Task brief:
Line by line, reproduce the records exactly.

Stored data entries:
....
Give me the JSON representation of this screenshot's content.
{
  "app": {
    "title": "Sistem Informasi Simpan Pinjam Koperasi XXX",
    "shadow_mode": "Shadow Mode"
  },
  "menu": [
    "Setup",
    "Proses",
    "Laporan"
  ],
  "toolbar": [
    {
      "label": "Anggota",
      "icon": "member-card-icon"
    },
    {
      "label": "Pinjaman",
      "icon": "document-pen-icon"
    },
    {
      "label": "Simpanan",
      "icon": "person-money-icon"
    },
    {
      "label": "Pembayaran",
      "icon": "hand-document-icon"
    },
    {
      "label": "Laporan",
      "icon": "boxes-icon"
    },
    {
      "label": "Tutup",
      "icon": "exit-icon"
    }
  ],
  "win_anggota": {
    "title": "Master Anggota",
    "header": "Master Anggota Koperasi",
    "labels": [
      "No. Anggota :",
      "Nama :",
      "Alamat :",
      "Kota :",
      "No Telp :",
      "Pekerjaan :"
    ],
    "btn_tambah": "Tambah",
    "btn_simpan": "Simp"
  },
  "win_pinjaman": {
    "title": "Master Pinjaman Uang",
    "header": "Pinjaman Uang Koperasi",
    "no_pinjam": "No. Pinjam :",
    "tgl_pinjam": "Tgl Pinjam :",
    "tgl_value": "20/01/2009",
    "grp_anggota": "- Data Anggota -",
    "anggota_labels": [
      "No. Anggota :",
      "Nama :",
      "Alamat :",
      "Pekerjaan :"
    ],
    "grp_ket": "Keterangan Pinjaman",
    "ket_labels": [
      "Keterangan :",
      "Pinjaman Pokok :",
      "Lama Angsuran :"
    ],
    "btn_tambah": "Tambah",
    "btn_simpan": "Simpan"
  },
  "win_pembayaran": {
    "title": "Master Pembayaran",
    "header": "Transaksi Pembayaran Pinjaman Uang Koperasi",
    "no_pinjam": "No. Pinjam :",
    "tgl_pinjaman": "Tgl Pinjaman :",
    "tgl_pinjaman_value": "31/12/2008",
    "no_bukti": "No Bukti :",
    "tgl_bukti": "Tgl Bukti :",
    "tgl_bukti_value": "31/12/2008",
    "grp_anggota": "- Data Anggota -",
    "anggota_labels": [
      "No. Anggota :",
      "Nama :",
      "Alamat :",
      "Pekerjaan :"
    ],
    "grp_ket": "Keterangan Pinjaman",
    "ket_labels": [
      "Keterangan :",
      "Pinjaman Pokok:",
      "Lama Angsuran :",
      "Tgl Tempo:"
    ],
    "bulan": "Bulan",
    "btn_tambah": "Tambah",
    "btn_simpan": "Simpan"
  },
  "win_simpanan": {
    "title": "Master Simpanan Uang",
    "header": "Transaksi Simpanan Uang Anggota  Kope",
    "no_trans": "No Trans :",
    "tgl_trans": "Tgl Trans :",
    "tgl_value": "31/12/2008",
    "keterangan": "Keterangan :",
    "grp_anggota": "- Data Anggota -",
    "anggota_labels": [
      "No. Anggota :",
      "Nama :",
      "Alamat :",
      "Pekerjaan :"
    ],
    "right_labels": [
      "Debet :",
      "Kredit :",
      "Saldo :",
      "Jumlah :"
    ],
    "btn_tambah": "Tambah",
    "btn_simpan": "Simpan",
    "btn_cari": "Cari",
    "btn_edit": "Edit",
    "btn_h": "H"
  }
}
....
Answer for the task:
Give me the JSON representation of this screenshot's content.
{
  "app": {
    "title": "Sistem Informasi Simpan Pinjam Koperasi XXX",
    "shadow_mode": "Shadow Mode"
  },
  "menu": [
    "Setup",
    "Proses",
    "Laporan"
  ],
  "toolbar": [
    {
      "label": "Anggota",
      "icon": "member-card-icon"
    },
    {
      "label": "Pinjaman",
      "icon": "document-pen-icon"
    },
    {
      "label": "Simpanan",
      "icon": "person-money-icon"
    },
    {
      "label": "Pembayaran",
      "icon": "hand-document-icon"
    },
    {
      "label": "Laporan",
      "icon": "boxes-icon"
    },
    {
      "label": "Tutup",
      "icon": "exit-icon"
    }
  ],
  "win_anggota": {
    "title": "Master Anggota",
    "header": "Master Anggota Koperasi",
    "labels": [
      "No. Anggota :",
      "Nama :",
      "Alamat :",
      "Kota :",
      "No Telp :",
      "Pekerjaan :"
    ],
    "btn_tambah": "Tambah",
    "btn_simpan": "Simp"
  },
  "win_pinjaman": {
    "title": "Master Pinjaman Uang",
    "header": "Pinjaman Uang Koperasi",
    "no_pinjam": "No. Pinjam :",
    "tgl_pinjam": "Tgl Pinjam :",
    "tgl_value": "20/01/2009",
    "grp_anggota": "- Data Anggota -",
    "anggota_labels": [
      "No. Anggota :",
      "Nama :",
      "Alamat :",
      "Pekerjaan :"
    ],
    "grp_ket": "Keterangan Pinjaman",
    "ket_labels": [
      "Keterangan :",
      "Pinjaman Pokok :",
      "Lama Angsuran :"
    ],
    "btn_tambah": "Tambah",
    "btn_simpan": "Simpan"
  },
  "win_pembayaran": {
    "title": "Master Pembayaran",
    "header": "Transaksi Pembayaran Pinjaman Uang Koperasi",
    "no_pinjam": "No. Pinjam :",
    "tgl_pinjaman": "Tgl Pinjaman :",
    "tgl_pinjaman_value": "31/12/2008",
    "no_bukti": "No Bukti :",
    "tgl_bukti": "Tgl Bukti :",
    "tgl_bukti_value": "31/12/2008",
    "grp_anggota": "- Data Anggota -",
    "anggota_labels": [
      "No. Anggota :",
      "Nama :",
      "Alamat :",
      "Pekerjaan :"
    ],
    "grp_ket": "Keterangan Pinjaman",
    "ket_labels": [
      "Keterangan :",
      "Pinjaman Pokok:",
      "Lama Angsuran :",
      "Tgl Tempo:"
    ],
    "bulan": "Bulan",
    "btn_tambah": "Tambah",
    "btn_simpan": "Simpan"
  },
  "win_simpanan": {
    "title": "Master Simpanan Uang",
    "header": "Transaksi Simpanan Uang Anggota  Kope",
    "no_trans": "No Trans :",
    "tgl_trans": "Tgl Trans :",
    "tgl_value": "31/12/2008",
    "keterangan": "Keterangan :",
    "grp_anggota": "- Data Anggota -",
    "anggota_labels": [
      "No. Anggota :",
      "Nama :",
      "Alamat :",
      "Pekerjaan :"
    ],
    "right_labels": [
      "Debet :",
      "Kredit :",
      "Saldo :",
      "Jumlah :"
    ],
    "btn_tambah": "Tambah",
    "btn_simpan": "Simpan",
    "btn_cari": "Cari",
    "btn_edit": "Edit",
    "btn_h": "H"
  }
}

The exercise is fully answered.